The feeling was mutual, Russell learned, when Robinson’s widow, Rachel, called him and asked him to be the pallbearer at her husband’s funeral in 1972.

He hung up the phone and I asked myself, ‘How do you get to be a hero to Jackie Robinson?'” Russell said. “I was honored.”

William Felton Russell was born on February 12, 1934, in Monroe, Louisiana. He was a child when his family moved to the West Coast, and he went to high school in Oakland, California, and then to the University of San Franciscco. He led the Dons to the NCAA championship in 1955 and 1956 and won the gold medal at the 1956 Olympics in Melbourne, Australia.

Red Auerbach, coach and general manager of the Celtics, coveted Russell so much that he worked to make possible a trade with the St. Louis Hawks for the second pick in the draft. He promised the No. 1 pick Rochester Royals a lucrative visit from the Ice Capades, also owned by Celtics owner Walter Brown.

Still, Russell arrived in Boston with complaints that he wasn’t good enough. “People said it was a waste of selection, wasted money,” he recalled. “They said ‘it’s not good. All he can do is block shots and rebound.’ And Red said ‘that’s enough.’”

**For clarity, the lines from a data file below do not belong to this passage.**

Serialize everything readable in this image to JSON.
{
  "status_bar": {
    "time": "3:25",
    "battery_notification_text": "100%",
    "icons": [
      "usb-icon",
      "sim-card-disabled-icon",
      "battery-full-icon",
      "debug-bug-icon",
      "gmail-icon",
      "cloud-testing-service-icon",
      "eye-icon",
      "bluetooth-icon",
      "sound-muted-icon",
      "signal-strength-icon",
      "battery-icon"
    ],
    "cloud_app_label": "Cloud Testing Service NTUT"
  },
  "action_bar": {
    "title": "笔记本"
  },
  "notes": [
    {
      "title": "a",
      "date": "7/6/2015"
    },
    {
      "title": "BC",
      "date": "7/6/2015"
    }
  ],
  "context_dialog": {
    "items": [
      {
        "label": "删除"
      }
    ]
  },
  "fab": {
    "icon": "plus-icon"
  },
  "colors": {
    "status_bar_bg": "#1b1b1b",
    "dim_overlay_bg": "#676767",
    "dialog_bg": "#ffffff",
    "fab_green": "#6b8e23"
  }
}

In 2009, the NBA Finals MVP trophy was named after him. Russell never won the laurel, as it was not until 1969 that it was first awarded. He was in charge of delivering the trophy for several years, the last time in 2019 to Kawhi Leonard. Russell could not be present in 2020 due to the NBA bubble and neither in 2021 due to COVID-19.

In 2013, the city of Boston unveiled a statue of Russell in City Hall Square.

Russell was inducted into the Hall of Fame in 1975 but did not attend the ceremony that should not have been the first African American to be elected. Chuck Cooper, the first black man to play in the NBA, was his pick.

In 2019, Russell accepted his Hall of Fame ring in a private ceremony.

“I feel like others before me deserved honor,” he tweeted. “Good to see progress.”

But for Michael Jordan, Russell was someone unique.

“Bill Russell was a trailblazer — as a player, as a champion, as the first black coach in the NBA and as an activist,” said the former Chicago Bulls star and current majority owner of the Charlotte Hornets. “He paved the way and established an example to every black player who came into the league after him, including me. The world lost a legend.”